Rounding out the cast are several other supporting characters, including actor Tate Donovan (Hercules and The Upside) as Doug Weston, actress Celinde Schoenmaker (Bernstein’s On the Town: BBC Proms) as Renate Blauel, actor Stephan Graham (Boardwalk Empire and Snatch) as Dick James, and Charlie Rowe (Vanity Fair and Red Band Society) as Ray Williams. Some of these characters could’ve been easily fleshed out, but they definitely serve the parts in Rocketman’s story. Plus, each of these characters are well-presented by the acting talents who portray them.


The musical journey of Elton John gets a flashy and lyrical cinematic treatment in the movie Rocketman. Director Dexter Fletcher latest feature captures the colorful and palpable story of Elton John’s life in way that feels quite compelling and impressively entertaining as both a biopic and a musical. While the movie does stumble in its undertaking in certain areas (mostly narrative structure and fleshing out certain side characters), Rocketman finds its stride and stands firmly on its own footing, especially thanks to phenomenal soundtrack, Fletcher’s direction, visual presentation, and a solid cast, including Egerton’s performance (both in acting and in singing). Personally, I really liked this movie. Some aspect could’ve been better and fleshed out a bite more, but it definitely showcased the life (highs and lows) of Elton John’s career with a very cinematic and musical tale. Thus, my recommendation for this movie is a “highly recommended” one and would put it up in the same category as Bohemian Rhapsody (some things I felt that Bohemian Rhapsody did better and the same can be said with Rocketman). Plus, if you ever been a fan of Elton John’s music (regardless age or gender), this movie is definitely worth checking out. Heck, even casual moviegoers will enjoy this theatrical presentation of the illustrious musical icon’s rise to stardom. In the end, Rocketman deserves all the praise and adulation that it’s been receiving; providing moviegoers with a visually appealing motion picture that’s takes a more intimate portrayal (as well musical portrayal) of Elton John’s life. Like the movie’s tagline states “the only way to tell his story is to live his fantasy” ….and that’s what Dexter Fletcher’s Rocketman does.

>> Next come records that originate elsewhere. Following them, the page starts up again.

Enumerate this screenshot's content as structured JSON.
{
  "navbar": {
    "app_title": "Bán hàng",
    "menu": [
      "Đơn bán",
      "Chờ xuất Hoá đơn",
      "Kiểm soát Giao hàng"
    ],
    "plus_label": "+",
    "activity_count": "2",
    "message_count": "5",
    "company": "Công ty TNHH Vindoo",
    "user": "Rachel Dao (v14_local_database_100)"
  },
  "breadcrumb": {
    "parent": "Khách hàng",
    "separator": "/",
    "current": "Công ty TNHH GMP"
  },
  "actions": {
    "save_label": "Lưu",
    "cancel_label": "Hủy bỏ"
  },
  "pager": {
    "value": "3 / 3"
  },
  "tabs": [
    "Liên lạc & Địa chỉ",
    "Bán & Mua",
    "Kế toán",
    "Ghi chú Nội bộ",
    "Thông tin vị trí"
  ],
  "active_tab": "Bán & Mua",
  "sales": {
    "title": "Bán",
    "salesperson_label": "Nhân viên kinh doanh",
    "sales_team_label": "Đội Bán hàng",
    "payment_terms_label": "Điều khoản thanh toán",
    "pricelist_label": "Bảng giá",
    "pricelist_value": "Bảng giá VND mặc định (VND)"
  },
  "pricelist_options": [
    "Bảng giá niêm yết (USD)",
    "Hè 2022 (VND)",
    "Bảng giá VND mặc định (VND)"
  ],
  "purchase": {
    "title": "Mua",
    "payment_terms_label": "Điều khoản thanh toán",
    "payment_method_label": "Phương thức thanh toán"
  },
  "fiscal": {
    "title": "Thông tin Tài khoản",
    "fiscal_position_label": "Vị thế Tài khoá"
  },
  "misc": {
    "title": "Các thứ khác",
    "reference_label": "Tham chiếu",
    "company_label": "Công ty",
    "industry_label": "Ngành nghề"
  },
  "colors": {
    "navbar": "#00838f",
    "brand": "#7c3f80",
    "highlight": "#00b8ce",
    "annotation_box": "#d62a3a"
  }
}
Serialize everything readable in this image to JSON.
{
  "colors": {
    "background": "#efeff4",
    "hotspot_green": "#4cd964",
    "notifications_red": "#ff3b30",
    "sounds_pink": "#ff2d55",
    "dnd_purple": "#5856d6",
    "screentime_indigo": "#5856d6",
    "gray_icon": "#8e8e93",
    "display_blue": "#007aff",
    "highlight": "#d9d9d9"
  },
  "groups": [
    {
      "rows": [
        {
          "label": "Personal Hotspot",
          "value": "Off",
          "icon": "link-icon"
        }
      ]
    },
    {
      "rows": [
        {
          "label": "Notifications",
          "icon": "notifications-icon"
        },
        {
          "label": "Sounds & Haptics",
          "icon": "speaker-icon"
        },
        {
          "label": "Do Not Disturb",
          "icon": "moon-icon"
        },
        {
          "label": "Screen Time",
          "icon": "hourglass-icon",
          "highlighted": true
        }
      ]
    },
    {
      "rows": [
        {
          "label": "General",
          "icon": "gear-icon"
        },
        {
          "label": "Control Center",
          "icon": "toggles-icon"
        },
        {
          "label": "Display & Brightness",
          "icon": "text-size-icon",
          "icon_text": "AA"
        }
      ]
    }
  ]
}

4.1 Out of 5 (Highly Recommended)


Released On: May 31st, 2019
Reviewed On: June 8th, 2019

Rocketman  is 121 minutes and is rated R for language throughout, some drug use and sexual content

One comment

  • Nice review. I look forward to this one. I have grown up listening to Elton John and will be nice seeing a behind the scenes movie about him. He’s a music man to the core.

Leave a Reply